The Nasdaq composite index was down 47.74 or 3.3 percent at 1,423.19, while the broader Standard & Poor’s 500 index fell 18.74 or 1.9 percent to 965.80.
Three stocks fell for every one that rose on the New York Stock Exchange — an improvement over the 10-to-1 ratio in early trading. NYSE volume was extremely heavy at more than 2 billion shares, ahead of the 1.93 billion traded Thursday.
Another sign of the heavy selling: One of out of every four stocks that traded on the NYSE posted a new 52-week low.
While the market historically falls in the first few weeks or months following catastrophes and other conflicts, such as the Persian Gulf war in 1991, and then heads higher over the long term, Johnson said that’s no comfort to investors right now.
“They are saying, ‘Just get me out at all costs. I can’t stand anymore,”’ Johnson said. “I try to give them perspective by looking at other crises. But even when you give them perspective, they dismiss it, because they are so scared.”
Friday’s volatility was also due to what’s known as a triple witching session, the quarterly expiration of index futures and index and stock options.
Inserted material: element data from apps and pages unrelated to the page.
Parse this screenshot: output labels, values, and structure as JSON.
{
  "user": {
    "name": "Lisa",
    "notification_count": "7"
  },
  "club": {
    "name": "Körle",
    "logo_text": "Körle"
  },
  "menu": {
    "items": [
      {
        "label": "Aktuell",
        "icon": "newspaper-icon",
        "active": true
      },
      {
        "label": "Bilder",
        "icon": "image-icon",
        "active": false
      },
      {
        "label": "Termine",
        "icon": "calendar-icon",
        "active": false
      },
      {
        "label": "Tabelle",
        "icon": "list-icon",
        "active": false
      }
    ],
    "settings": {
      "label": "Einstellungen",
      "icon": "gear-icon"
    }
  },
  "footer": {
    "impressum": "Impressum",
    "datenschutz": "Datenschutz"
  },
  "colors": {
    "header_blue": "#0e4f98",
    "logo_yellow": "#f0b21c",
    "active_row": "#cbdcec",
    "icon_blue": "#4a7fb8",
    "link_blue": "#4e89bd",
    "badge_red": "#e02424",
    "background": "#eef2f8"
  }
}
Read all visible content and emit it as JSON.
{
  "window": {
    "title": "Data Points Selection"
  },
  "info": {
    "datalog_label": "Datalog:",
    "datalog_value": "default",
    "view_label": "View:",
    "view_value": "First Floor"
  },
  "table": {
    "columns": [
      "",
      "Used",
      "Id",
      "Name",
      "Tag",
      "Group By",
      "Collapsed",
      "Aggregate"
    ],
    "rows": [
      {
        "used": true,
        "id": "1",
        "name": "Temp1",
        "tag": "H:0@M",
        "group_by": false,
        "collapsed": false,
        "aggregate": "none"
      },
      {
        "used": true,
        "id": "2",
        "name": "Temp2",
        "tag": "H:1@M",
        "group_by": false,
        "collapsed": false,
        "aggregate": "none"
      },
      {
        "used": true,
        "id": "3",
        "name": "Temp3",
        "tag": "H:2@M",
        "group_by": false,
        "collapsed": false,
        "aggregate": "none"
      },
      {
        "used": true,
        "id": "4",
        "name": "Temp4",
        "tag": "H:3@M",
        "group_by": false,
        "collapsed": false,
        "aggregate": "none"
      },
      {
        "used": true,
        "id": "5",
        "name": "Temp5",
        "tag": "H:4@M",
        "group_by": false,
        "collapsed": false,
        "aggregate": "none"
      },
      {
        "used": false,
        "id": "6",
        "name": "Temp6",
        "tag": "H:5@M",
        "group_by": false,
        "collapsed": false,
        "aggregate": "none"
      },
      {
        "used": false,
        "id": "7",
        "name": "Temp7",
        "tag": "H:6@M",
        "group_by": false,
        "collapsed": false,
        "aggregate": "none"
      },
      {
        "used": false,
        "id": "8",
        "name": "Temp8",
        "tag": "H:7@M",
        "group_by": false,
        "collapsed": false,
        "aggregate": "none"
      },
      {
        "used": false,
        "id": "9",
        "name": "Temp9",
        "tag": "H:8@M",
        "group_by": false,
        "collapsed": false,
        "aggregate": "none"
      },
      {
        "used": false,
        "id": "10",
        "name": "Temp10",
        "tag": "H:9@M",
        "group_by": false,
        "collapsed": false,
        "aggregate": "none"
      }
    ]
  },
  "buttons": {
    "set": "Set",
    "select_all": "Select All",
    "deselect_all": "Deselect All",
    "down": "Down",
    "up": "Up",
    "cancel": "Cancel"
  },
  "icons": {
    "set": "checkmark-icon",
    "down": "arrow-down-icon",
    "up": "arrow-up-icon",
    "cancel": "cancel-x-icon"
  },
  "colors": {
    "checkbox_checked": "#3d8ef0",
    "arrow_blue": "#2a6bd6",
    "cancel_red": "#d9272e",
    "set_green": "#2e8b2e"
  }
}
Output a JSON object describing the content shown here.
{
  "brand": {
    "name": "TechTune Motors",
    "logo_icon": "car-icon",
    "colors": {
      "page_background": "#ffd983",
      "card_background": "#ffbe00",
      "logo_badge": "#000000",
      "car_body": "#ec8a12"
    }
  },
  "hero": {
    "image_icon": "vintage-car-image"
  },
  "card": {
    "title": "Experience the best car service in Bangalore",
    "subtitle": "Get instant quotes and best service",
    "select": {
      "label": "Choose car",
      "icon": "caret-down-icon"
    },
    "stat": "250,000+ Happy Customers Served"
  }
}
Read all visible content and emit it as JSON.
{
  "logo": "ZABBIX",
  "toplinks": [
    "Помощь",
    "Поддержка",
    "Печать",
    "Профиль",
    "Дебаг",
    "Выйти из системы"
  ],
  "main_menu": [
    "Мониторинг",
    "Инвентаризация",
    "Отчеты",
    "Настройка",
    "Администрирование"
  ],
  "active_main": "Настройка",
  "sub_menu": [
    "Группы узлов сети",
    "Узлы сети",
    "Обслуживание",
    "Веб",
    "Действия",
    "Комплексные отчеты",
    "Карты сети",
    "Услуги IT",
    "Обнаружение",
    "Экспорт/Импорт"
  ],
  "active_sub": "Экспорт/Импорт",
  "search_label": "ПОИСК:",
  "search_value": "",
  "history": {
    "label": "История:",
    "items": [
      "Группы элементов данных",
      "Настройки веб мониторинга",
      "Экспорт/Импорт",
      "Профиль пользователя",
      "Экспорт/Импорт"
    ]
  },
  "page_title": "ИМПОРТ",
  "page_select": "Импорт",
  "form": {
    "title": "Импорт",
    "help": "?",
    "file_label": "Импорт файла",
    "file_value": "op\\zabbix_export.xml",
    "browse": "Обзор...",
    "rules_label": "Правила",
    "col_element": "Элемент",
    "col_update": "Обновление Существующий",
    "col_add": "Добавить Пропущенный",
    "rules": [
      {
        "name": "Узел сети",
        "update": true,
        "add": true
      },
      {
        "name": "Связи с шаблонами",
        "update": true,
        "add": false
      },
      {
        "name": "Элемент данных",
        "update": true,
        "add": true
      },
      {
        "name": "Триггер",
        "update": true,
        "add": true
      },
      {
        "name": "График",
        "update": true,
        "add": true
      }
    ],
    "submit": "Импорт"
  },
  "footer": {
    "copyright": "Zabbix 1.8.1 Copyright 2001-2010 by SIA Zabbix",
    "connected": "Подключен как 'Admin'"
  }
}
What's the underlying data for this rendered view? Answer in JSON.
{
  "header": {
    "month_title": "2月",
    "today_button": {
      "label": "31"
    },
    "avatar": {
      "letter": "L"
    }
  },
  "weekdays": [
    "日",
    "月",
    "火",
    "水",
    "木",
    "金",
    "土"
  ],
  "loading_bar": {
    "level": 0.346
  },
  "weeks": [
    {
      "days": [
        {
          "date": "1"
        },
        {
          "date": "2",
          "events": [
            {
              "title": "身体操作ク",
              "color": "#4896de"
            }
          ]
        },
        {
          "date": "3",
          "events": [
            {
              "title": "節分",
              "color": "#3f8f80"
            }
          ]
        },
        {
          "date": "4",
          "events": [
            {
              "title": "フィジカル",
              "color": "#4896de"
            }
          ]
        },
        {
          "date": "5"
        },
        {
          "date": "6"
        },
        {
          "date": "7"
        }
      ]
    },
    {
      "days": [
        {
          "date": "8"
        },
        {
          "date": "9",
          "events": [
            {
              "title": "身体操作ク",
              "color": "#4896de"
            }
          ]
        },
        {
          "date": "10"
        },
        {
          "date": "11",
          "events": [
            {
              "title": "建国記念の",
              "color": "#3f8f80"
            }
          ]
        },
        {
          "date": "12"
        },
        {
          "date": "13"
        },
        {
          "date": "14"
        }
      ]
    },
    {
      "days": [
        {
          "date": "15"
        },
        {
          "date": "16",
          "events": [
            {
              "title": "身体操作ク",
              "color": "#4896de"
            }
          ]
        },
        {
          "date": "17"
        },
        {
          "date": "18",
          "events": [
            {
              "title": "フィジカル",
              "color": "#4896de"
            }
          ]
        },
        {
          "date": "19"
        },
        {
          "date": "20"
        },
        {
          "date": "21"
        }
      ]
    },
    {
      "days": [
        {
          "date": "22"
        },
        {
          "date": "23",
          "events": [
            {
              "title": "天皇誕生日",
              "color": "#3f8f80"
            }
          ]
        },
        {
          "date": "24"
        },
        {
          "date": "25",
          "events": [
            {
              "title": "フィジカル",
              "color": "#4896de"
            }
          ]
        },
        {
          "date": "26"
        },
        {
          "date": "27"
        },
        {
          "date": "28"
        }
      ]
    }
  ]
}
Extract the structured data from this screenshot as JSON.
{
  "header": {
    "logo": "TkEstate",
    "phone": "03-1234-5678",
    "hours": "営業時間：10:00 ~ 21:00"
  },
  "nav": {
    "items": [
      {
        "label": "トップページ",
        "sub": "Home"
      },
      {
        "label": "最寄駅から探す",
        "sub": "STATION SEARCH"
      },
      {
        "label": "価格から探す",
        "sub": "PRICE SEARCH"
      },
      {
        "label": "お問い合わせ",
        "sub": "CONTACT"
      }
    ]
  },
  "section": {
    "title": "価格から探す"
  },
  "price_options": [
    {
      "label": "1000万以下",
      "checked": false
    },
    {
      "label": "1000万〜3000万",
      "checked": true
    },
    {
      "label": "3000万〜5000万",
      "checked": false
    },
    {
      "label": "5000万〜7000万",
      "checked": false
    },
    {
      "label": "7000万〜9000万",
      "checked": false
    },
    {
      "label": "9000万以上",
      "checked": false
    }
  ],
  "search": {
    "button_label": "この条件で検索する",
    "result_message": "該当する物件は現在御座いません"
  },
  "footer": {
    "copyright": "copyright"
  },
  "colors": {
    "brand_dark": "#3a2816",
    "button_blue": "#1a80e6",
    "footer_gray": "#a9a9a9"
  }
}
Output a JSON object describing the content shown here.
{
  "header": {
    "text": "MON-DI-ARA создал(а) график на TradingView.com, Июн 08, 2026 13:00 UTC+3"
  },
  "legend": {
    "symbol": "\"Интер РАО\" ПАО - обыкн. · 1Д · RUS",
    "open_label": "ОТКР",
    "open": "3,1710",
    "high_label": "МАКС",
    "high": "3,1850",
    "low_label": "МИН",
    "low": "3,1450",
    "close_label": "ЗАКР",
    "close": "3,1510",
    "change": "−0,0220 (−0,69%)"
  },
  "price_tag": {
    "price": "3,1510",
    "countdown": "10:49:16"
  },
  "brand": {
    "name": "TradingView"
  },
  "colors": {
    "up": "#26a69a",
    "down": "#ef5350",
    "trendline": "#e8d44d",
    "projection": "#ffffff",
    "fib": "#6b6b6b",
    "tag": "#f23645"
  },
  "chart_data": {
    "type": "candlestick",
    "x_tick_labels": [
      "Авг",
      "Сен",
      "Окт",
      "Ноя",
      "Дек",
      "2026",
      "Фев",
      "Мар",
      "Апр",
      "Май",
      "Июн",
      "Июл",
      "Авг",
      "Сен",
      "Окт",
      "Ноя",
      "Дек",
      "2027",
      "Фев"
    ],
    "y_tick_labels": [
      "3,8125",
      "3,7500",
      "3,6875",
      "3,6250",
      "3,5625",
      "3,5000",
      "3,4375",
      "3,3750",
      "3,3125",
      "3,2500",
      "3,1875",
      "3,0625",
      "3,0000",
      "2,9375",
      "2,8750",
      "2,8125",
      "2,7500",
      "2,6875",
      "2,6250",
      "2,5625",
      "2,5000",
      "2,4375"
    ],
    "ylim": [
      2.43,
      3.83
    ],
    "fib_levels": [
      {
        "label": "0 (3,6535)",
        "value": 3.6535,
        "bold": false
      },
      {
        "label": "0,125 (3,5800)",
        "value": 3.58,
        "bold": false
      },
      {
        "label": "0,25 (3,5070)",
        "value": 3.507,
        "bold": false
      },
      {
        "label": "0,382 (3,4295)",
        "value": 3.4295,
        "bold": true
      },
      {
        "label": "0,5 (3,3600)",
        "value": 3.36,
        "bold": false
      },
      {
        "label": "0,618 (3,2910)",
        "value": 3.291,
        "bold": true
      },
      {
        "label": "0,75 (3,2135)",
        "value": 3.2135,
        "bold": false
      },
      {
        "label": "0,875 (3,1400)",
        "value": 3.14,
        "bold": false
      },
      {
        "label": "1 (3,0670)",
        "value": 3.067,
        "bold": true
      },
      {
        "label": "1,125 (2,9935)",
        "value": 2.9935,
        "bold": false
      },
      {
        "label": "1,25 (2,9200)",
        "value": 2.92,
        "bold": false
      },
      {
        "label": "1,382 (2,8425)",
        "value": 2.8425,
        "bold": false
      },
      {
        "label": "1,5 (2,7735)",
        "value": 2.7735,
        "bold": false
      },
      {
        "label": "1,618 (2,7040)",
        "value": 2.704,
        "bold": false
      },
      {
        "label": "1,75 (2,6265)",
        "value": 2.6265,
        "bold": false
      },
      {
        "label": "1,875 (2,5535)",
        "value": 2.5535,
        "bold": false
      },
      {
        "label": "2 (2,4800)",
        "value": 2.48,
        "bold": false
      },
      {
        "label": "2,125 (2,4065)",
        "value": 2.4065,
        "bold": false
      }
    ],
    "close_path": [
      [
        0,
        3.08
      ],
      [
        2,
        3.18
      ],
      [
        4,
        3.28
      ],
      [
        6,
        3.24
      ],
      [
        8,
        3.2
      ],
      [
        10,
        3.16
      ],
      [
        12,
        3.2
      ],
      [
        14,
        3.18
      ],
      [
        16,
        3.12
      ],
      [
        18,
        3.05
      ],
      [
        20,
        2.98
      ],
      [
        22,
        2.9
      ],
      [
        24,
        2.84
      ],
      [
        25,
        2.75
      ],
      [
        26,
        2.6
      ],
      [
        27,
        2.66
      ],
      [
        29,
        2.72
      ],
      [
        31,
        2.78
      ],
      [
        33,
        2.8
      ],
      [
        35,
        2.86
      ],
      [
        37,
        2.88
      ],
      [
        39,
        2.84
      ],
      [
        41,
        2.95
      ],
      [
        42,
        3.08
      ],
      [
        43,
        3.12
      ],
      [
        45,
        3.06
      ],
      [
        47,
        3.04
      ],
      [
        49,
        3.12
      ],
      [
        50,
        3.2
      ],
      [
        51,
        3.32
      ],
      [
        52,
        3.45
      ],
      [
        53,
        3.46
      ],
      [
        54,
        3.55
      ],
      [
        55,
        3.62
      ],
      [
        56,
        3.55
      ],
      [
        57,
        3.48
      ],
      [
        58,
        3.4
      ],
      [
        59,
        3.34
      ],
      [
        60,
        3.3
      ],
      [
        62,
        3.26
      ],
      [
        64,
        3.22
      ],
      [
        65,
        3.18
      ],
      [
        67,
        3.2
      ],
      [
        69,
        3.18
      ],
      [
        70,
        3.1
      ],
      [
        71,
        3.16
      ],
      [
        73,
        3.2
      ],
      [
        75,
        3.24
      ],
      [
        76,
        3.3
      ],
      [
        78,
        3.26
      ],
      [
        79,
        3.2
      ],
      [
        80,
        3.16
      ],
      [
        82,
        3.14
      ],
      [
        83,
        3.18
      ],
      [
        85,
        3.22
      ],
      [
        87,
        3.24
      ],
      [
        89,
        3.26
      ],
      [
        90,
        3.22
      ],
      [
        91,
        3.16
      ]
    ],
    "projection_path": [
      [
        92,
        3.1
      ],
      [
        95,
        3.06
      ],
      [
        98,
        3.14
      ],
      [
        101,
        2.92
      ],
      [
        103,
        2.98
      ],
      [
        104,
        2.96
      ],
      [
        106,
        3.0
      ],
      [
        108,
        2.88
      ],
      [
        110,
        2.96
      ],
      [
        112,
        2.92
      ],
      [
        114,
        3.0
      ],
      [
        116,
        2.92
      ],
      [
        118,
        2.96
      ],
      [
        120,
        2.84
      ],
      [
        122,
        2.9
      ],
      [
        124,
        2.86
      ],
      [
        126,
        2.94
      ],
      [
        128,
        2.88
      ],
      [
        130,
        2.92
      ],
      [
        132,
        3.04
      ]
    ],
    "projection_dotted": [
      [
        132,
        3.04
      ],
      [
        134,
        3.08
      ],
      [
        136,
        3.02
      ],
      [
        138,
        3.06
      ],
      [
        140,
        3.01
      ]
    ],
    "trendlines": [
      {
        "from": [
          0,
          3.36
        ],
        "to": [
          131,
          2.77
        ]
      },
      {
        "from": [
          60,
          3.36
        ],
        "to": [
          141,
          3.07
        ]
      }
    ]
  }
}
Many of the expirations occurred at the opening of trading and investors chose to sell rather than roll the contracts forward amid the political and economic uncertainty.
Analysts also said there was a great deal of mutual fund redemptions and margin calls by large institutions — a demand that investors repay money borrowed to buy stocks earlier.
“It’s monolithic. Everyone is on one side of the market,” said Ronald J. Hill, investment strategist at Brown Brothers Harriman & Co.
Analysts said it was unclear why the Dow briefly flirted with positive territory Friday. The most likely factor, they said, was a positive outlook by General Electric, which said in late morning it is on track to deliver double-digit earnings growth in 2001 and 2002. GE rose 93 cents at $31.30.
Analysts expected the market to continue to swing throughout the session, particularly as another round of expirations was to come at the close of trading.
“There is another storm to weather at the close,” Hill said.
Stocks also fell overseas amid uneasiness about U.S. plans to retaliate against last week’s terrorist attacks. Japan’s Nikkei stock average finished the day down 2.4 percent. Britain’s FT-SE index closed with a loss of 2.7 percent, France’s CAC-40 fell 2.3 percent, Germany’s DAX index declined 0.6 percent.
The fact that the Dow industrials — America’s most stalwart companies — have fallen so sharply proves how afraid investors are. Investors see no choice but to sell amid uncertainty following the terrorist attacks.
Until the market gets some answers about what the future holds for the economy and the overall country, analysts expect investors to continue to sell stocks across market sectors.
The economic repercussions from the attacks have already appeared as companies have announced thousands of layoffs and plans to reduce operations.
All major U.S. airlines have announced layoffs. Insurance companies have said they will suffer monumental payouts from the country’s worst-ever crisis. Retailers, bankers, hotel chains and travel agents say skittish consumers are further clamping their spending.
Among Friday’s losers were Northwest Airlines, falling 56 cents to $10.45 after announcing 10,000 layoffs.
And, insurer MetLife declined $1.23 to $25.20, retailer Best Buy fell $2.20 to $43.26, banker J.P. Morgan Chase stumbled 74 cents to $30.82 and online travel agent Expedia slipped 93 cents to $21.75.
Data storage company EMC, which said it is cutting about 2,400 jobs and will likely post a third-quarter loss, tumbled $1.47 to $11.15.
Volume was extremely heavy at more than 2 billion shares, ahead of the 1.93 million shares traded Thursday.
The Russell 2000 index, which tracks smaller company stocks, was down 8.76 at 378.89.